As we started running MedCEEP’s Emergency Preparedness Workshops, over and over, we noticed something: the students wanted to talk about the violence they had witnessed or experienced and the resultant trauma. Our program aims to prevent, manage, and promote recovery from trauma and increase youth engagement in violence prevention programs and services. One way we do this is by extending violence prevention services from the hospital setting to pre-hospital settings such as schools or other community settings. In fact, studies show that school-based violence prevention programs are associated with reductions in violent behavior at all grade levels. Effective violence prevention approaches help build resilience and enhance protective factors to overcome social and environmental stressors. These evidence-based approaches include encouraging participation in peer groups, school activities, and communities that emphasize positive social norms; providing supportive relationships with adults; and enhancing competence in cognitive, social, and emotional skills. TRAP Violence incorporates these resilience-building strategies.
We are currently offering single-day workshops, during which youth are introduced to workshop facilitators (behavioral health counselors, clinical social workers, violence recovery specialists, and trauma/emergency room physicians) via a 30-minute icebreaker. A presentation is given by a facilitator; often the subject is suggested by the school based on recent interactions between youth. Participants then break into small groups to discuss how they would respond to common scenarios that lead to violent outcomes. A student spokesperson is selected by each small group to summarize relevant techniques proposed by students, as well as resources suggested by their facilitator. The facilitators then close out with summarized take-home learning objectives and evidence-based resources for mental health crisis response, community safety techniques, and conflict mitigation skills. Mental health professionals are present during all sessions for students who may become triggered by content.
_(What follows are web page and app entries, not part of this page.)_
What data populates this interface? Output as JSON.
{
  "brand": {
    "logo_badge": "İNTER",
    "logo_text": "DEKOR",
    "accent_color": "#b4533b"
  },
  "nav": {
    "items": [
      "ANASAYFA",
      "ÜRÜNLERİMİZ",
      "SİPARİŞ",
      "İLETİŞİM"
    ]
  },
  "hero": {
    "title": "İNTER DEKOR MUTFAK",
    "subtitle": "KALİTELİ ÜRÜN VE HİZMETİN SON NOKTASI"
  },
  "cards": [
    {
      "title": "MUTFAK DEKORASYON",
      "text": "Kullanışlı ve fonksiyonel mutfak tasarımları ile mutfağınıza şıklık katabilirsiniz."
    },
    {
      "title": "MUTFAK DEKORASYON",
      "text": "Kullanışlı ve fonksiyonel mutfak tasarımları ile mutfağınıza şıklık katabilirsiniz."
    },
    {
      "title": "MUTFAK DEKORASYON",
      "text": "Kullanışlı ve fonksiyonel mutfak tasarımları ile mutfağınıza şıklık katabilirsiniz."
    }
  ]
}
We are planning to launch a longitudinal TRAP Violence Training Program, which will consist of eight workshops spanning a 12-month period with a single cohort, each on a different subject. Each of these sessions begins with a presentation followed by violence mitigation skills practice guided by the presenter and facilitators. Mental health professionals will be present during all sessions to provide free, acute, onsite therapy for students who may become triggered by content. Workshop themes will include: